▶ **Task brief**
For every line below, output the text exactly and leave out images.

###

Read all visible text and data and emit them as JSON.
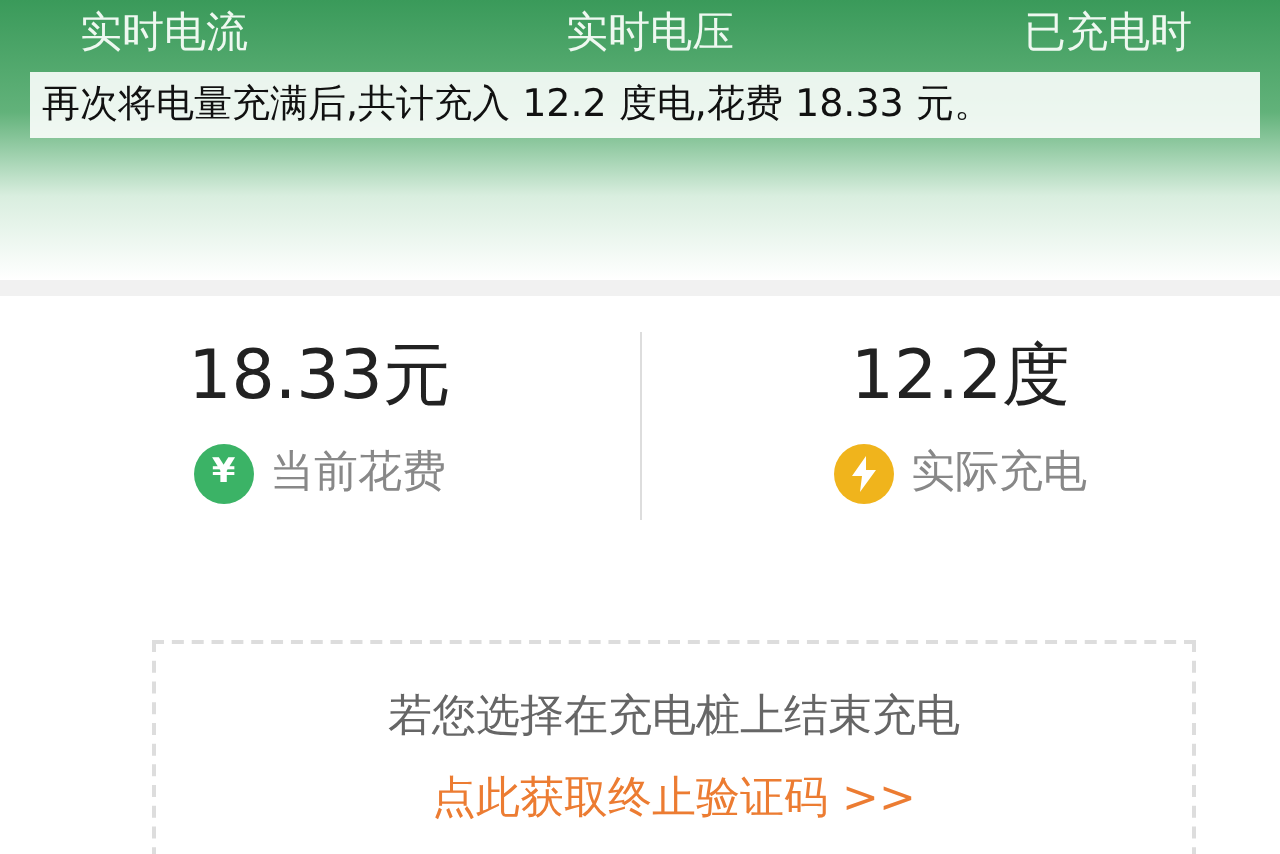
{
  "header": {
    "metrics": [
      {
        "label": "实时电流"
      },
      {
        "label": "实时电压"
      },
      {
        "label": "已充电时"
      }
    ]
  },
  "caption": "再次将电量充满后,共计充入 12.2 度电,花费 18.33 元。",
  "summary": [
    {
      "kind": "cost",
      "value": "18.33元",
      "icon": "¥",
      "label": "当前花费"
    },
    {
      "kind": "energy",
      "value": "12.2度",
      "label": "实际充电"
    }
  ],
  "stop_notice": {
    "text": "若您选择在充电桩上结束充电",
    "link": "点此获取终止验证码 >>"
  }
}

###

▶ **Your solution**
Read all visible text and data and emit them as JSON.
{
  "header": {
    "metrics": [
      {
        "label": "实时电流"
      },
      {
        "label": "实时电压"
      },
      {
        "label": "已充电时"
      }
    ]
  },
  "caption": "再次将电量充满后,共计充入 12.2 度电,花费 18.33 元。",
  "summary": [
    {
      "kind": "cost",
      "value": "18.33元",
      "icon": "¥",
      "label": "当前花费"
    },
    {
      "kind": "energy",
      "value": "12.2度",
      "label": "实际充电"
    }
  ],
  "stop_notice": {
    "text": "若您选择在充电桩上结束充电",
    "link": "点此获取终止验证码 >>"
  }
}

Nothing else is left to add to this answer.